Fairy Tales provides catalyst for discussion

Queer film fest uses AIDS issues to provoke participation

Like other film festivals the Fairy Tales Queer Film Festival (formerly the Fairy Tales International Queer Diversity Film Festival) will provide its audiences with a screen a set of plush seats and of course concessions in the lobby. But in a showcase for minority sexual communities that have fought tooth-and-nail for acceptance and respect it’s no surprise that festival organizers hope audiences will go a step further. Through its “AIDS as Catalyst” series Fairy Tales is hoping to provoke discussion and action.

Inspired by John Greyson’s Fig Trees an operatic documentary that takes aim at the corporatized face of HIV/AIDS activism AIDS as Catalyst is a collection of visual art installations films — Fig Trees Frank’s Cock The Island General Idea: Art AIDS and the Fin de siècle and Darling! The Pieter Dirk-Uys Story — and discussion panels featuring artists and arts administrators. For “co-conspirator” Ted Kerr the Edmonton-based writer and artist responsible for grafting the series’ interactive components onto the festival’s films it’s a comfortable introduction to a difficult subject.

“First and foremost HIV is a virus” says Kerr “and it’s hard to talk about illness and wellness and to talk about something that is transferred by bodily fluids and notions of death and behaviour that the church might not like. So people don’t necessarily have to put their cards on the table; they can be talking about a film or a photograph and we can have a dialogue that way.”

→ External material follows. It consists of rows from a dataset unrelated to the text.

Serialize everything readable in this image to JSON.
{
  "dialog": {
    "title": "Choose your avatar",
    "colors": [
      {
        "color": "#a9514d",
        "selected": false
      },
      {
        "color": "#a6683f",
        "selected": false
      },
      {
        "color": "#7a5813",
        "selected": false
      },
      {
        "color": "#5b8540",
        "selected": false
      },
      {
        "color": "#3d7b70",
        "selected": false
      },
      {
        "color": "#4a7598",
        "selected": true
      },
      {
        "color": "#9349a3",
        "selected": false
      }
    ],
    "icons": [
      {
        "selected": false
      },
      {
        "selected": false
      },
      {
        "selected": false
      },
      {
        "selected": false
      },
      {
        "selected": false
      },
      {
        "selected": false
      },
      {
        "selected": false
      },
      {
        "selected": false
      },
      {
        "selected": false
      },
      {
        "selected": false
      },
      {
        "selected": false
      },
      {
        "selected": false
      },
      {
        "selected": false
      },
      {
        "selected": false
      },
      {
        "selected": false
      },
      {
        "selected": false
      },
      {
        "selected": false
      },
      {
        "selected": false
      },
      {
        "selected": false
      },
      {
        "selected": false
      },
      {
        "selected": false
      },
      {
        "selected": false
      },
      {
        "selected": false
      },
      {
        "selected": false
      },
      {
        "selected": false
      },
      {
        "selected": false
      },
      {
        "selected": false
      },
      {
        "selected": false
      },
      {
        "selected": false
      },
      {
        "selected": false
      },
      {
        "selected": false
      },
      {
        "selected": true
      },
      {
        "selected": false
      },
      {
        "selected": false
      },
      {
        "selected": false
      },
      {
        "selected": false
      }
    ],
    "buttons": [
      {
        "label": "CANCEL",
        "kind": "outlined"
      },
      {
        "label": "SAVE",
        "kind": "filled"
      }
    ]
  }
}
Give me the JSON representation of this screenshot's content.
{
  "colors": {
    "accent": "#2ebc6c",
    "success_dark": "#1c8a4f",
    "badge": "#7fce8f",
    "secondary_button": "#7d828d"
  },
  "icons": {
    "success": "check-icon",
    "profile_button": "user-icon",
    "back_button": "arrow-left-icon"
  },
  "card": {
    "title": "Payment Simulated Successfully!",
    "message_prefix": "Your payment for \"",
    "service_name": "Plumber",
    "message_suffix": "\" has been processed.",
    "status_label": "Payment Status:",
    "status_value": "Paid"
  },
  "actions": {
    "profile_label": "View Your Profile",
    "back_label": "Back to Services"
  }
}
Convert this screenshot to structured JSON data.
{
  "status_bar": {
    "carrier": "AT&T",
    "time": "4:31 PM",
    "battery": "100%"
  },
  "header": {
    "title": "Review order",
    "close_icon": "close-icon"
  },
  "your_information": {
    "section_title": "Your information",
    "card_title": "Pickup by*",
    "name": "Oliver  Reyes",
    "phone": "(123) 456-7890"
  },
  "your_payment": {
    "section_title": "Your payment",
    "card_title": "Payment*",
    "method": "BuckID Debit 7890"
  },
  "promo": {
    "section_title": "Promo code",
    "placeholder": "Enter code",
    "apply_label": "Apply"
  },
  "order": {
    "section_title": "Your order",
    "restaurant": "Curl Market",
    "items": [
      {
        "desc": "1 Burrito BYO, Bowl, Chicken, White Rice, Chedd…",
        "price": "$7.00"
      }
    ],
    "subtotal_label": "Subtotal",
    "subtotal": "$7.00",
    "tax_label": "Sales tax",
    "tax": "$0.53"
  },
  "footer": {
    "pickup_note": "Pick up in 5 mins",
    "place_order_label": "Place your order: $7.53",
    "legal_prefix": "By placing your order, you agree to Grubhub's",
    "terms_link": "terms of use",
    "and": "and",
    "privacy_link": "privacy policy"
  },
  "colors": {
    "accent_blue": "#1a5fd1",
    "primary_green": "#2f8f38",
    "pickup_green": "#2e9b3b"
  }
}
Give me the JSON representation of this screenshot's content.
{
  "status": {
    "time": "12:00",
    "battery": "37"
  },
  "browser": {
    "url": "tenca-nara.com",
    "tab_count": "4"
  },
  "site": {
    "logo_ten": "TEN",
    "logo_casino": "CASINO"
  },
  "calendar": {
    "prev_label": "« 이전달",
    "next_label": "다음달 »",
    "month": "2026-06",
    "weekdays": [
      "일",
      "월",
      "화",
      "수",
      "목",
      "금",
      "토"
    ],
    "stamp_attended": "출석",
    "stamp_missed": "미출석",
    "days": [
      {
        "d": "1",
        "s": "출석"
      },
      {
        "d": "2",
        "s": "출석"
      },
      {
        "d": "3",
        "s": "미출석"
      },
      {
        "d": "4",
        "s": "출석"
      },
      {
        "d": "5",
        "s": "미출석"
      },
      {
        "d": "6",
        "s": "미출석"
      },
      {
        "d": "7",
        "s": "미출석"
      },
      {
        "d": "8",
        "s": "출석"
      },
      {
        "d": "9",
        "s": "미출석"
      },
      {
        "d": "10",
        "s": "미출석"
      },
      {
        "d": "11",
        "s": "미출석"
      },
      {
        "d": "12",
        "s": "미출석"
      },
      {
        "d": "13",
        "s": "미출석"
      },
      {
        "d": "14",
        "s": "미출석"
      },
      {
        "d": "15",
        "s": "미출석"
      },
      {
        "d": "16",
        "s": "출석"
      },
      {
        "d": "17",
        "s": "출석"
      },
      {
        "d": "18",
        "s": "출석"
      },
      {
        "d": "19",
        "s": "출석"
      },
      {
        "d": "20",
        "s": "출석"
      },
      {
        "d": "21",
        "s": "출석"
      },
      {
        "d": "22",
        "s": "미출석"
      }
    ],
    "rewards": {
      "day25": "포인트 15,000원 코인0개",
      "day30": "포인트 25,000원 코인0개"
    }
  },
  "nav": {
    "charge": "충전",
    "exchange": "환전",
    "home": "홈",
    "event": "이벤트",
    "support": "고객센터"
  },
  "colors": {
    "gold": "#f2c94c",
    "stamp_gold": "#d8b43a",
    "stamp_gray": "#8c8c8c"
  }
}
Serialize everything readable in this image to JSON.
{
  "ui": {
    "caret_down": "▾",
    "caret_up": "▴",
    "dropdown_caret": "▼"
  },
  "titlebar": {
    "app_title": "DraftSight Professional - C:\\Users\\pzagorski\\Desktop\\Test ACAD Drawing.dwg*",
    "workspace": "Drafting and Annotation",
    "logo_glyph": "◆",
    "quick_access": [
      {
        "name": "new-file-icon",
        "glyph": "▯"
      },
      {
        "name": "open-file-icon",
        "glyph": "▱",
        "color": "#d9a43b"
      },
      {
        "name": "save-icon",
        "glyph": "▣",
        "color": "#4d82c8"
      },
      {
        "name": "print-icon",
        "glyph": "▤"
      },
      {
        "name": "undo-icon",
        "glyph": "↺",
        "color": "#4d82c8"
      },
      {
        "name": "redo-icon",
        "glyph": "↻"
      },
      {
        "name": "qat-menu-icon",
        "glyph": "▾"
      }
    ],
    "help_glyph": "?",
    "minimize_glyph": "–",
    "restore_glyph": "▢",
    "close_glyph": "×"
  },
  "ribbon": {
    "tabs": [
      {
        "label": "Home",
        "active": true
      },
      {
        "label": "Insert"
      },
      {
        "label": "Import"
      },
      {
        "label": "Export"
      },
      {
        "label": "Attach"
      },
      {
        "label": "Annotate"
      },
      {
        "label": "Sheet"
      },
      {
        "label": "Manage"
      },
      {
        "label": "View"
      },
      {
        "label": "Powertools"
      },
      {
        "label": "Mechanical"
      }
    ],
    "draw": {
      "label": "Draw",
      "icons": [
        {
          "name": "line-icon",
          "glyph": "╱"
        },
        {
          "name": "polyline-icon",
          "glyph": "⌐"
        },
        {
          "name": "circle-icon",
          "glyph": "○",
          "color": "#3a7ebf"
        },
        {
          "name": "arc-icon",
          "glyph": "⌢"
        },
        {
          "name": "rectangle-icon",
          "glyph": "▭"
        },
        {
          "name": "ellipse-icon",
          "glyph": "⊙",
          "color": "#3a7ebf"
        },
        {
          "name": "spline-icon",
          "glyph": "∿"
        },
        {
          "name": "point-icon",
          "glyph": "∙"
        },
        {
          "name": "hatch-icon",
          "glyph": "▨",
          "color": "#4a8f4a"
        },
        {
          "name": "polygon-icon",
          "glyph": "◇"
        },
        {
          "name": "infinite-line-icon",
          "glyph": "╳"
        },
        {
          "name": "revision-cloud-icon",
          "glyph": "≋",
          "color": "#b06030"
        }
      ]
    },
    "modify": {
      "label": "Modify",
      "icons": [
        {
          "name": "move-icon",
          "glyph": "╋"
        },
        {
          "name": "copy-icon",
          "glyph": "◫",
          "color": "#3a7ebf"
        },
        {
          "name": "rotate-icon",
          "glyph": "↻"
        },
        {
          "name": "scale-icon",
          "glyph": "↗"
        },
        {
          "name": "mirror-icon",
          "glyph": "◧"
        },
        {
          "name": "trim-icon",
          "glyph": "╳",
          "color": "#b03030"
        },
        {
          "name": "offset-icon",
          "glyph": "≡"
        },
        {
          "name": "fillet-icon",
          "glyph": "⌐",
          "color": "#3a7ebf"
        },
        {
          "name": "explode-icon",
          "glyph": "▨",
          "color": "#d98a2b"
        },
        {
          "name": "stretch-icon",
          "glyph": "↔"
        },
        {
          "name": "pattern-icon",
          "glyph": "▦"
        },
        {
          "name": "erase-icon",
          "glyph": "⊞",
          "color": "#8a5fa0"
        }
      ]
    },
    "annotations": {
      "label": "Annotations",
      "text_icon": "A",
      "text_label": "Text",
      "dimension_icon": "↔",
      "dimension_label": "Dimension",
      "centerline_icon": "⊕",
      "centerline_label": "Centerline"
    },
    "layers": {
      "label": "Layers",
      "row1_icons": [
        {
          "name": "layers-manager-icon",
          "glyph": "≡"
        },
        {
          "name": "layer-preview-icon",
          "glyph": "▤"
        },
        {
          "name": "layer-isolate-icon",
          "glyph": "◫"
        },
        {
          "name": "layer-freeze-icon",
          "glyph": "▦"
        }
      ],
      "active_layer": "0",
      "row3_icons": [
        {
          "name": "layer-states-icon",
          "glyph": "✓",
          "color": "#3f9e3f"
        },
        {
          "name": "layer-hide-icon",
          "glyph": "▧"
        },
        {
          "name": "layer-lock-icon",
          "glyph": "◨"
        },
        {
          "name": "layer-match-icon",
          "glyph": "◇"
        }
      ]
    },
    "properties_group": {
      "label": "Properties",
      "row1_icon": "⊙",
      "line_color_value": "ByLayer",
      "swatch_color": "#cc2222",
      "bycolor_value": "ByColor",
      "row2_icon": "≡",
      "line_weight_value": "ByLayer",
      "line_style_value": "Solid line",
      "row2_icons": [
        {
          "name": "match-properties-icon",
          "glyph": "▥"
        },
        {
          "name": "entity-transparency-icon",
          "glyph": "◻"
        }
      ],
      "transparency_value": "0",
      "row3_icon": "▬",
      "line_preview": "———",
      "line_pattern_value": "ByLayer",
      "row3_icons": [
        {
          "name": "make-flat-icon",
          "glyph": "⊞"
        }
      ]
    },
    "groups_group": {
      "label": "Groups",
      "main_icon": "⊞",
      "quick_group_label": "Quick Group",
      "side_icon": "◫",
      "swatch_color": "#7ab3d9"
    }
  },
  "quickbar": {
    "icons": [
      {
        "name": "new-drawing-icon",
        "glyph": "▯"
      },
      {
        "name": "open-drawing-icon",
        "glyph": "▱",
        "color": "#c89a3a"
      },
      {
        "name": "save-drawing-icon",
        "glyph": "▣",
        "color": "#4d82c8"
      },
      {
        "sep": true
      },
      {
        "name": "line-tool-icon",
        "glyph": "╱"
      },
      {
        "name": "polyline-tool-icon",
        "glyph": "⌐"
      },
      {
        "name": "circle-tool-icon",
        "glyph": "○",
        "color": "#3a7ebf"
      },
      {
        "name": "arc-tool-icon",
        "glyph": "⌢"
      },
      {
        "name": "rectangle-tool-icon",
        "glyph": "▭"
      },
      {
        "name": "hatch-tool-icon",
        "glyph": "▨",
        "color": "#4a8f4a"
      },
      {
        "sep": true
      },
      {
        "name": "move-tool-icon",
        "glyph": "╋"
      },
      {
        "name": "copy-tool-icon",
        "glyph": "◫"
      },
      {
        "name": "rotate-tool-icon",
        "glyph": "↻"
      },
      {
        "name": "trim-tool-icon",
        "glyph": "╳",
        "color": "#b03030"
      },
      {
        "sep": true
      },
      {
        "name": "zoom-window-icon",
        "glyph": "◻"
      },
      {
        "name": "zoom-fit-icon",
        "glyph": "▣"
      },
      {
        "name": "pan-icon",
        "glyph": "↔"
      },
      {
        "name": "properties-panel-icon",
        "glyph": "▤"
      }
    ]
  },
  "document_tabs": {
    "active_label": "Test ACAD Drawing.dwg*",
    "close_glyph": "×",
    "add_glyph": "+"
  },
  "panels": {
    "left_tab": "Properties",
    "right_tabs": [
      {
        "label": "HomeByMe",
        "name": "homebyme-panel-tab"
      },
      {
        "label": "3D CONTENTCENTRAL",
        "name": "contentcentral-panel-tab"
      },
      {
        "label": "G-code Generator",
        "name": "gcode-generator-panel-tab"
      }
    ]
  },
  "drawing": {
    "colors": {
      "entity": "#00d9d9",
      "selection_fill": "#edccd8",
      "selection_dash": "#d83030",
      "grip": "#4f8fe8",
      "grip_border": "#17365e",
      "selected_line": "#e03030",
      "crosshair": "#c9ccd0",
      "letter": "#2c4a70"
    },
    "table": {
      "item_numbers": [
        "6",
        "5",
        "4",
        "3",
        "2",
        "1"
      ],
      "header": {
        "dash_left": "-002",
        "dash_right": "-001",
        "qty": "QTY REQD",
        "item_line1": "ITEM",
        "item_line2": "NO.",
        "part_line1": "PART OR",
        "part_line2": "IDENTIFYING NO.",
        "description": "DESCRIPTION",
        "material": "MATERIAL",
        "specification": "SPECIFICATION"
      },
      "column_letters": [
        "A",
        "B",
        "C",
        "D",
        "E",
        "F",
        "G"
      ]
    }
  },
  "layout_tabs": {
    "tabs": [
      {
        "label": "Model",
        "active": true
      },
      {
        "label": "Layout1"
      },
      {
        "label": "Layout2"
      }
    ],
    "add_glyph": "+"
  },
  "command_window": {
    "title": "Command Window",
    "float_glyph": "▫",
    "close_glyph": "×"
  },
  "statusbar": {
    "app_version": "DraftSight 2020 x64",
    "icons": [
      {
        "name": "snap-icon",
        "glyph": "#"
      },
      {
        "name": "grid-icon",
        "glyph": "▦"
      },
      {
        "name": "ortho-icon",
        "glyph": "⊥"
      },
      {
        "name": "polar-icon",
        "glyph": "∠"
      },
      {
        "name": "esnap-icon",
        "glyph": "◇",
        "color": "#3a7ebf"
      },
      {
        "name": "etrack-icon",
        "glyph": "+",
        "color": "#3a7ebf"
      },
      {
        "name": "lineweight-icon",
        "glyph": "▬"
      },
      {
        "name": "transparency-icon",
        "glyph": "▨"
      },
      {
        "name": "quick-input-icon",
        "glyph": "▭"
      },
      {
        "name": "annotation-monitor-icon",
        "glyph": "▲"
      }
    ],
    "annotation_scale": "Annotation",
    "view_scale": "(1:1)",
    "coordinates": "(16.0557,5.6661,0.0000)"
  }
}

Each panel will provide a different approach to the disease and its cultural impact. Teach a Queer to Fish featuring directors Greyson and Trevor Anderson ( The Island ) will be a participatory session designed to embolden would-be filmmakers and arts activists. Opera as Relevant Art Form moderated by Gordon Sombrowski one of the creators of AIDS as Catalyst will involve the Calgary Opera in a discussion on the ongoing relevance of the medium. And Social Action and the Queer Aesthetic the festival’s final panel will include a wide-ranging talk on the essentially elusive queer esthetic. It will feature Greyson Anderson Kerr and flamboyant performance and visual artist Keith Murray.

Deeply embedded in the gay lesbian bisexual transgender and ally (GLBTA) communities the topic of HIV/AIDS is a multifaceted point of connection. For Kerr that connection begins on two fundamental levels.

“One is that I consider myself to be a global citizen and HIV/AIDS has taught me a lot about the world and globalization” he explains. “And as a gay man I think that HIV/AIDS is part of my history. It’s something that makes me informs my daily experience. A lot of gay men back in the day did a lot of work to change the world for the better and there are still activists working to ensure access to medication and reducing the stigma;to ensure people are able to live long healthy lives.”

For Jessica Dollard festival and programming director the ongoing importance of advocacy is one of the most important reasons for the festival’s existence. The founding artistic director of feminist theatre company Urban Curvz she maintains that while her medium of choice has changed the reasons for her art haven’t.

“Film is one of the most powerful mediums for effecting social change and I think that this project in particular brings out some wonderful discussions” says Dollard. “Those kinds of discussions for me as a programming director and as an arts administrator are what give me juice and energy to understand what I do.”

“I’ve always worked in the arts because I think that’s the tool I’ve been given to make a difference and change the status quo” she says.

In her first year as the festival’s director Dollard’s selections (15 features and 35 shorts) provide a few basic themes she says come more from the films themselves than from any kind of overarching vision. Human rights documentaries follow the struggle around the world and in North America — in Edie and Thea: A Very Long Engagement the titular couple is followed through 42 years of living with the seemingly impossible hope of being married in the U.S. Transsexual narratives meanwhile include films like A Woman’s Way: Strella about a recently released convict who falls in love with a transgendered prostitute. Add to that the festival’s international feature-length content and a slew of shorts and the festival’s diversity provides no small number of entry points and perhaps a few headaches.

“People keep asking: ‘How are things going?’” she says. “We’ll find out next week at this time.”

But if the desire to express the themes of the GLBTA communities provides a myriad of perspectives the result certainly isn’t homogenous. More than just a venue for films Fairy Tales provides a venue for argument too.

“We were all in this homogenous group fighting for the same thing but now with [some] really huge milestones behind us and a level of social acceptance that we’ve never had before in a very healthy and awesome great way the sexual minority communities are starting to disagree” explains Kerr. “In the one camp you have the gay and lesbian activists who just want to add a touch of pink to the structures that already exist. The other camp — what you could call the queer camp — are working to question the status quo.”

“I think that Calgary is a fertile ground for discussion and disagreement and I think there is a huge bridge to the crowd that is going to come out for the opera conversation and the queer-summit event” he says. “I hope there is discussion and disagreement; I think we grow when we have healthy conflicts.”